=== TASK DESCRIPTION ===
Copy, from the entries below, each line in which the string "Suelo" appears.

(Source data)
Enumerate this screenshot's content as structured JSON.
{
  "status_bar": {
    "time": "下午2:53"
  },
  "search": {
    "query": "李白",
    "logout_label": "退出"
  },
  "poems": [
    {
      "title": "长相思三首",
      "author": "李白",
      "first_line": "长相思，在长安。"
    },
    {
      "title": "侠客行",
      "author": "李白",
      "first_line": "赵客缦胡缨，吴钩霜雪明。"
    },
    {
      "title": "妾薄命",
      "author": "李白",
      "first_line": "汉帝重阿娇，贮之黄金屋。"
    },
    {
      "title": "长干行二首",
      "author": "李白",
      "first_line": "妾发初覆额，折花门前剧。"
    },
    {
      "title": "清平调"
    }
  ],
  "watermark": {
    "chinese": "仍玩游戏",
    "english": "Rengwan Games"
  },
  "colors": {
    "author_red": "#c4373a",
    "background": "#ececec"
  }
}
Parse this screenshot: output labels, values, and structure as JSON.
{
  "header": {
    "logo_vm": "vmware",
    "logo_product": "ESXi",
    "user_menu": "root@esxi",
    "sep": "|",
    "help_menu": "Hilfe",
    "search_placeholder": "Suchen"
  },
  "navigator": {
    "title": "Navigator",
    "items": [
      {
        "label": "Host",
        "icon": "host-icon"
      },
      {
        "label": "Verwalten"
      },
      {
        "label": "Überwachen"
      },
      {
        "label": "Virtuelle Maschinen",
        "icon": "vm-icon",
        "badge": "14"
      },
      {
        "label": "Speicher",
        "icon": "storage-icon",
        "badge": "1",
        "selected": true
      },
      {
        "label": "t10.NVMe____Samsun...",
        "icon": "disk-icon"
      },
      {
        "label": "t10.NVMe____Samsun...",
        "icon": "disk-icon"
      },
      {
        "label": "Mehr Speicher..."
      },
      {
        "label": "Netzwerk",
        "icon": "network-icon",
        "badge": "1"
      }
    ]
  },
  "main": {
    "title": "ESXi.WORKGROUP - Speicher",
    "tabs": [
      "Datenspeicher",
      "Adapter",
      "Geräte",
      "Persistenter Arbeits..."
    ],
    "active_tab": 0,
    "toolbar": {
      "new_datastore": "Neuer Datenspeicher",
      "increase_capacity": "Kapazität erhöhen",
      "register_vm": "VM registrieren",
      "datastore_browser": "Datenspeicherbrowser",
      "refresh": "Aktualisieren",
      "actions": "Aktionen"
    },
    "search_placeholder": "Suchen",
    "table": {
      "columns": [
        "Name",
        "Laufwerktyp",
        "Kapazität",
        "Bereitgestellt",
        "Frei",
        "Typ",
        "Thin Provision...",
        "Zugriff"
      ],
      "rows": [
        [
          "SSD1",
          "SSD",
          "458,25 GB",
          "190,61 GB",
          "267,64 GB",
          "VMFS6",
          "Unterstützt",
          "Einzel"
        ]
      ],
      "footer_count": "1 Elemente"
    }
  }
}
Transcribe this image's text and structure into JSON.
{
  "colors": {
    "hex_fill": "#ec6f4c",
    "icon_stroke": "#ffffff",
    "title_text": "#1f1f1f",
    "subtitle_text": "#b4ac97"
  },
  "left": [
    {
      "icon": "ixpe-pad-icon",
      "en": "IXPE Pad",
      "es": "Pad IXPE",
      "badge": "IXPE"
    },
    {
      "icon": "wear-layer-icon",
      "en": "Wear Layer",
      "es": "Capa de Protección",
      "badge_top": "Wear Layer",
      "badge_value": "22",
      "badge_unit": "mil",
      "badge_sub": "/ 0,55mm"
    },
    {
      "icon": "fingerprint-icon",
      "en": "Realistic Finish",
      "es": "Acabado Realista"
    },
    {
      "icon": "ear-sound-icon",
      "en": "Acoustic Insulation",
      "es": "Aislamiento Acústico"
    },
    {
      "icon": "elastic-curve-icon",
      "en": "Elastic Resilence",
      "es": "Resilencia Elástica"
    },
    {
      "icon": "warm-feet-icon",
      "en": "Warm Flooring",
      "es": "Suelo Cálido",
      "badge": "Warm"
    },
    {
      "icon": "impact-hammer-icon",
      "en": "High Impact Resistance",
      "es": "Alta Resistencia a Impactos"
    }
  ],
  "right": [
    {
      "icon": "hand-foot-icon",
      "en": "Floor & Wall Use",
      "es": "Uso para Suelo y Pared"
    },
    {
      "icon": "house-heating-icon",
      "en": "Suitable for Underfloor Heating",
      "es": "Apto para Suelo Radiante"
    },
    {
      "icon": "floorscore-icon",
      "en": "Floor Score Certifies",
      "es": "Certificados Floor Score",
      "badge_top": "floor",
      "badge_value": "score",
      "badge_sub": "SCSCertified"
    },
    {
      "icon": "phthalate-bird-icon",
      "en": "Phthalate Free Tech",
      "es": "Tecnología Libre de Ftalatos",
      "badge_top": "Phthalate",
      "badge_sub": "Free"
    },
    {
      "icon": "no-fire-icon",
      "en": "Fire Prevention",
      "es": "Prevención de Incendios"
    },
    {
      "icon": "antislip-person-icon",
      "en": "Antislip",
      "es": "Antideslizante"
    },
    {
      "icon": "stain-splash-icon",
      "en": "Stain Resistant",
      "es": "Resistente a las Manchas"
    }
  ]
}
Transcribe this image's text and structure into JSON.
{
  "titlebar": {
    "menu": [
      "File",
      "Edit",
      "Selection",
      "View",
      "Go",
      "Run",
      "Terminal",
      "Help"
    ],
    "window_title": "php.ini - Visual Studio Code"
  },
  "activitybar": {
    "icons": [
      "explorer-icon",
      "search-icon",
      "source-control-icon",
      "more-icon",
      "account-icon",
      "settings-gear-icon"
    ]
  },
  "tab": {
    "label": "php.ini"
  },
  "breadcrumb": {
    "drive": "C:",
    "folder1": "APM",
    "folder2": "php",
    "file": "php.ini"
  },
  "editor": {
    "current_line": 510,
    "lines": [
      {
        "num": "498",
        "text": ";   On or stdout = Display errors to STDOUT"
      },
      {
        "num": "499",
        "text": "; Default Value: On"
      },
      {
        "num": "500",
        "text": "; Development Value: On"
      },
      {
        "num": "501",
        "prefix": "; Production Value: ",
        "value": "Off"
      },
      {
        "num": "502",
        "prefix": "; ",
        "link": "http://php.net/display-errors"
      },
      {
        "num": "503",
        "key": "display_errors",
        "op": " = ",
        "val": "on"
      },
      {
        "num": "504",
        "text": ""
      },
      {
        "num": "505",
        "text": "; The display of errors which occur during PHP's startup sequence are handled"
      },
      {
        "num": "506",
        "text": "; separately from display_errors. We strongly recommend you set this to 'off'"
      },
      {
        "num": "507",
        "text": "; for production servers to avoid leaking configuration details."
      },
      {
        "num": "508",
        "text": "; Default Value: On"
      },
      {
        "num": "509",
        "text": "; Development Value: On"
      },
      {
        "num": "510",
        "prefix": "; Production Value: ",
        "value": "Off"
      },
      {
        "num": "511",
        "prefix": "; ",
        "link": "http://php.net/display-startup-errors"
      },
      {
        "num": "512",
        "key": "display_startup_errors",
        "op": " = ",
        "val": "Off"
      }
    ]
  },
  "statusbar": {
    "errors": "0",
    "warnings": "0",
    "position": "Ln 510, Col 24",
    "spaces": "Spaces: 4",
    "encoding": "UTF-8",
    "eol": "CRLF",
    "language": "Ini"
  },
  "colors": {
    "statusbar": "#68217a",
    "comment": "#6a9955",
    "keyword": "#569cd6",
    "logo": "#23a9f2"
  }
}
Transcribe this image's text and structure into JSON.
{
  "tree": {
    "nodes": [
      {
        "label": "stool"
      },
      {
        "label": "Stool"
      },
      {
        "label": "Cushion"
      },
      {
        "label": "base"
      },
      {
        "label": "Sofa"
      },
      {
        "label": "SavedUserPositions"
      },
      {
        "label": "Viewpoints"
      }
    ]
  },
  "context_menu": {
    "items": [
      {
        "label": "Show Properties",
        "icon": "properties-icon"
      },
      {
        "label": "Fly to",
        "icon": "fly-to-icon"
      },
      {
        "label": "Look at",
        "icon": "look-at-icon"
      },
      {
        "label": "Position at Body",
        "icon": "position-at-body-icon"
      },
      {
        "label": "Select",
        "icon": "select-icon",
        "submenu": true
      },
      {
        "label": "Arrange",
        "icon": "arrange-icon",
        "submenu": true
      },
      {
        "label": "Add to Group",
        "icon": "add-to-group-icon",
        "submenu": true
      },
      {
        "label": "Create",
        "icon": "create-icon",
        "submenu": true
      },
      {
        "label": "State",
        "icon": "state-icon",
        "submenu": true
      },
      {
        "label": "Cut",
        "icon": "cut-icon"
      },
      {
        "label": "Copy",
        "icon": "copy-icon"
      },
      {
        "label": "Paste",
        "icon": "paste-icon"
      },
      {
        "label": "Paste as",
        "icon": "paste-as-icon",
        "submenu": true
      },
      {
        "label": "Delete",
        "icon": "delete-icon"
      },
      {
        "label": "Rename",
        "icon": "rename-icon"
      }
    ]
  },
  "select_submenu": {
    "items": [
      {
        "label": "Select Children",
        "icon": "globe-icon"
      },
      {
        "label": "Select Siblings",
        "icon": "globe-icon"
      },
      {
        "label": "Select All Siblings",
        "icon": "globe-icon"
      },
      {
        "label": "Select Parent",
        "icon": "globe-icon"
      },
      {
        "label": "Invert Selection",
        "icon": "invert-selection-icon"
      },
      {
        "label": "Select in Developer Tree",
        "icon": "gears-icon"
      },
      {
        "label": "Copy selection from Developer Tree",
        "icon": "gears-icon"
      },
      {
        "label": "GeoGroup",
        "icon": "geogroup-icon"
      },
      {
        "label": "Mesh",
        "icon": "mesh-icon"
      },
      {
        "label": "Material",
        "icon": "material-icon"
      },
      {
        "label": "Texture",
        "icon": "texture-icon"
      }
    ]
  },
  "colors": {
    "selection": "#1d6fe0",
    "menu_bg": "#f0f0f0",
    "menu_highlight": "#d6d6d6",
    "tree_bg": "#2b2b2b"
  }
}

=== RESPONSE TO THE TASK ===
      "es": "Suelo Cálido",
      "es": "Uso para Suelo y Pared"
      "es": "Apto para Suelo Radiante"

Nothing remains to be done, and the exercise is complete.